- _Required action_
If a line in the records below holds the word "icon", copy it.
** Opening Material provided block **
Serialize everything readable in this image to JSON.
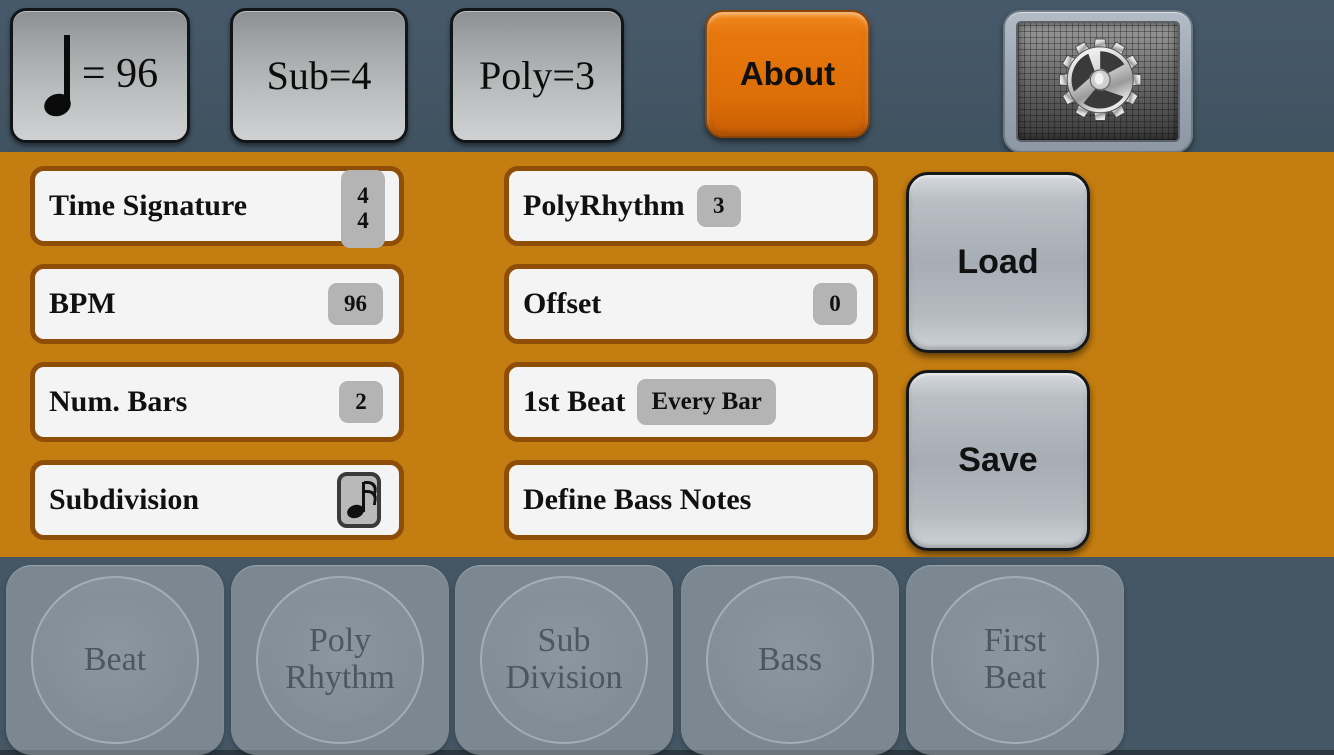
{
  "colors": {
    "background": "#455765",
    "panel_orange": "#c47d10",
    "row_border_brown": "#8f4e08",
    "accent_orange": "#e8770d",
    "row_fill": "#f4f4f4",
    "value_pill": "#b4b4b4"
  },
  "topbar": {
    "tempo_button": {
      "icon": "quarter-note-icon",
      "text": "= 96",
      "bpm": "96"
    },
    "sub_button": {
      "label": "Sub=4"
    },
    "poly_button": {
      "label": "Poly=3"
    },
    "about_button": {
      "label": "About"
    },
    "settings_button": {
      "icon": "gear-icon"
    }
  },
  "panel": {
    "left_rows": [
      {
        "label": "Time Signature",
        "value": "4",
        "value2": "4",
        "kind": "stacked"
      },
      {
        "label": "BPM",
        "value": "96",
        "kind": "pill"
      },
      {
        "label": "Num. Bars",
        "value": "2",
        "kind": "pill"
      },
      {
        "label": "Subdivision",
        "value": "",
        "kind": "note",
        "icon": "sixteenth-note-icon"
      }
    ],
    "right_rows": [
      {
        "label": "PolyRhythm",
        "value": "3",
        "kind": "pill"
      },
      {
        "label": "Offset",
        "value": "0",
        "kind": "pill"
      },
      {
        "label": "1st Beat",
        "value": "Every Bar",
        "kind": "pill-wide"
      },
      {
        "label": "Define Bass Notes",
        "value": "",
        "kind": "none"
      }
    ],
    "load_button": {
      "label": "Load"
    },
    "save_button": {
      "label": "Save"
    }
  },
  "bottombar": {
    "pads": [
      {
        "label": "Beat"
      },
      {
        "label": "Poly\nRhythm"
      },
      {
        "label": "Sub\nDivision"
      },
      {
        "label": "Bass"
      },
      {
        "label": "First\nBeat"
      }
    ]
  }
}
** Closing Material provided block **
- _Completed exercise_
      "icon": "quarter-note-icon",
      "icon": "gear-icon"
        "icon": "sixteenth-note-icon"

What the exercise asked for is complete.